[[ Recorded information open ]]
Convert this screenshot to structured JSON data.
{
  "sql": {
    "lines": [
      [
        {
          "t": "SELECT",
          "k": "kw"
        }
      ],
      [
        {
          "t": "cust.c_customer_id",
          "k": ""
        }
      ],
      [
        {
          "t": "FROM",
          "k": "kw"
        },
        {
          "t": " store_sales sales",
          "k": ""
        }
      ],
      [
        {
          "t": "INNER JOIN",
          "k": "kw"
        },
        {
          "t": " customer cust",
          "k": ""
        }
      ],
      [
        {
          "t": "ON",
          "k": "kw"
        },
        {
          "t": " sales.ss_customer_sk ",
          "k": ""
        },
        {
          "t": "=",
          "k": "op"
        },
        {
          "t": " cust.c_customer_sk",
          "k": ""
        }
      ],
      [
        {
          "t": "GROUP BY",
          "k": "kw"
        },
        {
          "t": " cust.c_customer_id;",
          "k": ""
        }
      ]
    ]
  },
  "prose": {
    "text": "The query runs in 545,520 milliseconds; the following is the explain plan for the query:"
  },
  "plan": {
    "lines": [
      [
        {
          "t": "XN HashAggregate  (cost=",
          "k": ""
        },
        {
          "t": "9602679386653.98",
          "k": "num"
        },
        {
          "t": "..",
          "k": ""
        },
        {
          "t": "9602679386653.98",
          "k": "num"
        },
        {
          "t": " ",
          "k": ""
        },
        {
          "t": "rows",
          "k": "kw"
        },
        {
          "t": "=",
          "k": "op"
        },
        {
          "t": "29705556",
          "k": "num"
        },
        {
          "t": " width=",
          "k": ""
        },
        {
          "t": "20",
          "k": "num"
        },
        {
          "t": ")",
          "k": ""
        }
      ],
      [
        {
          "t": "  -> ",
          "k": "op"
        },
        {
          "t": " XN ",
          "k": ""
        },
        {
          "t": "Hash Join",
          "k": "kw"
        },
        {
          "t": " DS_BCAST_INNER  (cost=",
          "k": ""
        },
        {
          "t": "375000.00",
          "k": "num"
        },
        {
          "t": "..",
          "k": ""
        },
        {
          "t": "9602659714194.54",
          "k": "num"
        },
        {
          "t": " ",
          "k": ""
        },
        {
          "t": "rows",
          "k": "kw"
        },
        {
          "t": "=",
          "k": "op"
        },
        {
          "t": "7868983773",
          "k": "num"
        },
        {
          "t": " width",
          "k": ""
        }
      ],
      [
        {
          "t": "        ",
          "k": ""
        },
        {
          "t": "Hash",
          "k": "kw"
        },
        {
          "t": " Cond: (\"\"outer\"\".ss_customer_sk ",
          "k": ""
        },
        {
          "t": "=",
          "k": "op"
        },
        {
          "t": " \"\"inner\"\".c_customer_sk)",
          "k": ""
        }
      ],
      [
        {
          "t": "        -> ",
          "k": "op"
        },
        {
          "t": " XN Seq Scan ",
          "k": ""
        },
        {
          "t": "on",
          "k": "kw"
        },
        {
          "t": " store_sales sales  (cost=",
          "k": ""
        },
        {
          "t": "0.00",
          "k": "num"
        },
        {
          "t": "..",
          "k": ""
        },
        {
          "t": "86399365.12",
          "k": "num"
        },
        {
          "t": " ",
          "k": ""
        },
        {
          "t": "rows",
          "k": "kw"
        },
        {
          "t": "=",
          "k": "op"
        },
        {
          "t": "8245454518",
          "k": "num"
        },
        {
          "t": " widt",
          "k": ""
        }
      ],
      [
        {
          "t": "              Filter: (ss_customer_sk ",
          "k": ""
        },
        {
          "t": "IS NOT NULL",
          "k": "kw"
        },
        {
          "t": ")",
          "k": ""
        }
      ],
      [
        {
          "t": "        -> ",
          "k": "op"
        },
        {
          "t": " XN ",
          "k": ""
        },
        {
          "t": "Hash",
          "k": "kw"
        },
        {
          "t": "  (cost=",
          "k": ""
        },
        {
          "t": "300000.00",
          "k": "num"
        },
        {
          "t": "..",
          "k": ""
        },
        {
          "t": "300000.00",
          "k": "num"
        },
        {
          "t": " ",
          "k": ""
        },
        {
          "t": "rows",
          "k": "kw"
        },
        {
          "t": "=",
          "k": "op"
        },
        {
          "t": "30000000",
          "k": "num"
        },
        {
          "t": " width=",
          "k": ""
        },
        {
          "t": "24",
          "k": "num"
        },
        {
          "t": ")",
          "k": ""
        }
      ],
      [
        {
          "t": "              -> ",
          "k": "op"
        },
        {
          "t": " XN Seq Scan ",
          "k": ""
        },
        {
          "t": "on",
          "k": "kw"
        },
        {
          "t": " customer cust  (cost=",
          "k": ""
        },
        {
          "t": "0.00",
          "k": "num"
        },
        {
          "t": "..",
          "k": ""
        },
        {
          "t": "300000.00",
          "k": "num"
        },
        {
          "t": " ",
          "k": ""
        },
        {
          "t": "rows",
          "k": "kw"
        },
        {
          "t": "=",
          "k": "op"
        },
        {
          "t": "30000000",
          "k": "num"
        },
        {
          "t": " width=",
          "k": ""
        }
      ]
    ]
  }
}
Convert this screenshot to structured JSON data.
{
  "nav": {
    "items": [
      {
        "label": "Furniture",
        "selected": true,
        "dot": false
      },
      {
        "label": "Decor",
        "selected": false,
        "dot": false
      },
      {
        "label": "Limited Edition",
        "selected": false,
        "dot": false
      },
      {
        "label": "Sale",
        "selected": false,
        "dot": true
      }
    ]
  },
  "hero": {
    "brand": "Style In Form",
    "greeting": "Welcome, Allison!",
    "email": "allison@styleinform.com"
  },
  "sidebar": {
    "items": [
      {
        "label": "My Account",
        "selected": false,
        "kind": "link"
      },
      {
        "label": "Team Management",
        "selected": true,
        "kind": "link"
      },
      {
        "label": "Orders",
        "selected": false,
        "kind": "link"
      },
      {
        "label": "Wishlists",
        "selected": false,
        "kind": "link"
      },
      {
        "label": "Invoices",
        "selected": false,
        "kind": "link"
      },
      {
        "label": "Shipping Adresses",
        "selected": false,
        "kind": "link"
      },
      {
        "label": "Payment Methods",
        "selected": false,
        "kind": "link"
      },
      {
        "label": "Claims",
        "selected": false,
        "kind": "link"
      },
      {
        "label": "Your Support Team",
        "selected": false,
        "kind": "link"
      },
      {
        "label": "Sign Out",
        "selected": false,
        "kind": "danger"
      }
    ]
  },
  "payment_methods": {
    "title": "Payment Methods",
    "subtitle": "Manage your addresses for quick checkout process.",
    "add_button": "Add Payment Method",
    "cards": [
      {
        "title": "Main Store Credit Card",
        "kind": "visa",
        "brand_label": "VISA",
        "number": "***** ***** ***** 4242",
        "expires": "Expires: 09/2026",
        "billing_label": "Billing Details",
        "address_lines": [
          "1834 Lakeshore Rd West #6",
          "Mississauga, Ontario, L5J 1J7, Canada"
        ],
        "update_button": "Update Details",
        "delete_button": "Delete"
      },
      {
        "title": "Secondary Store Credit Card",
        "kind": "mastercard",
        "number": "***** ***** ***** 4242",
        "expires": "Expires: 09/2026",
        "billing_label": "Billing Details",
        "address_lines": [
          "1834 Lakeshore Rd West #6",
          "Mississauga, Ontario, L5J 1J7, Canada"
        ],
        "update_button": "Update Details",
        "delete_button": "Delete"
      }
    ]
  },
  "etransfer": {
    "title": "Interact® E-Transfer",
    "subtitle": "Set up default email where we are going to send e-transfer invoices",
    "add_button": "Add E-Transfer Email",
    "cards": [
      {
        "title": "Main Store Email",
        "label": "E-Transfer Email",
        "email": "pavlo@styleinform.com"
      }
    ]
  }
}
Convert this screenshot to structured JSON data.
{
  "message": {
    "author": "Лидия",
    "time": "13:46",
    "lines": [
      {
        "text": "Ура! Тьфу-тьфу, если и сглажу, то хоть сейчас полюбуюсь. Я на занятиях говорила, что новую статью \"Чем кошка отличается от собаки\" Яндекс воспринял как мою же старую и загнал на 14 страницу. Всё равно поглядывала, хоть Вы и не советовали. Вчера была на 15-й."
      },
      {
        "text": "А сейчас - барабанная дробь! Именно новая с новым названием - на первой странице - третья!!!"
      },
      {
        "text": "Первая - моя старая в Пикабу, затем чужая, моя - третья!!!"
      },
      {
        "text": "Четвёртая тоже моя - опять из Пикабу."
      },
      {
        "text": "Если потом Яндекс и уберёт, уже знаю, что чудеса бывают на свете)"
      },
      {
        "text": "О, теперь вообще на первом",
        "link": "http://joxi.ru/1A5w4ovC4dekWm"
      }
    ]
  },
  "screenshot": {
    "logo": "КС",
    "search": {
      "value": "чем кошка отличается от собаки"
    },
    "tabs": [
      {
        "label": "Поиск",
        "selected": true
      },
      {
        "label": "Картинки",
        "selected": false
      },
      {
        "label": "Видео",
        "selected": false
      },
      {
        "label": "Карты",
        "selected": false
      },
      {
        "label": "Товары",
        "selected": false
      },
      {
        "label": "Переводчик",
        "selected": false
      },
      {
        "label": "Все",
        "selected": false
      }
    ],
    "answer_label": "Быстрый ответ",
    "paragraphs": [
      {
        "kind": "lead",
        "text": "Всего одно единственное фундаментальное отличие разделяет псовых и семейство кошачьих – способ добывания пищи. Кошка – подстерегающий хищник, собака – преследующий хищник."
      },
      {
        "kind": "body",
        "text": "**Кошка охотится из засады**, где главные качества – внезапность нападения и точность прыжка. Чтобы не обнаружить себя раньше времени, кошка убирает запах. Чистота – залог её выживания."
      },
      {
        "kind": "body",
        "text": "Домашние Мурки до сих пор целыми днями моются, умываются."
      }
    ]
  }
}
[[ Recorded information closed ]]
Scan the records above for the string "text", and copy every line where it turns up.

    "text": "The query runs in 545,520 milliseconds; the following is the explain plan for the query:"
        "text": "Ура! Тьфу-тьфу, если и сглажу, то хоть сейчас полюбуюсь. Я на занятиях говорила, что новую статью \"Чем кошка отличается от собаки\" Яндекс воспринял как мою же старую и загнал на 14 страницу. Всё равно поглядывала, хоть Вы и не советовали. Вчера была на 15-й."
        "text": "А сейчас - барабанная дробь! Именно новая с новым названием - на первой странице - третья!!!"
        "text": "Первая - моя старая в Пикабу, затем чужая, моя - третья!!!"
        "text": "Четвёртая тоже моя - опять из Пикабу."
        "text": "Если потом Яндекс и уберёт, уже знаю, что чудеса бывают на свете)"
        "text": "О, теперь вообще на первом",
        "text": "Всего одно единственное фундаментальное отличие разделяет псовых и семейство кошачьих – способ добывания пищи. Кошка – подстерегающий хищник, собака – преследующий хищник."
        "text": "**Кошка охотится из засады**, где главные качества – внезапность нападения и точность прыжка. Чтобы не обнаружить себя раньше времени, кошка убирает запах. Чистота – залог её выживания."
        "text": "Домашние Мурки до сих пор целыми днями моются, умываются."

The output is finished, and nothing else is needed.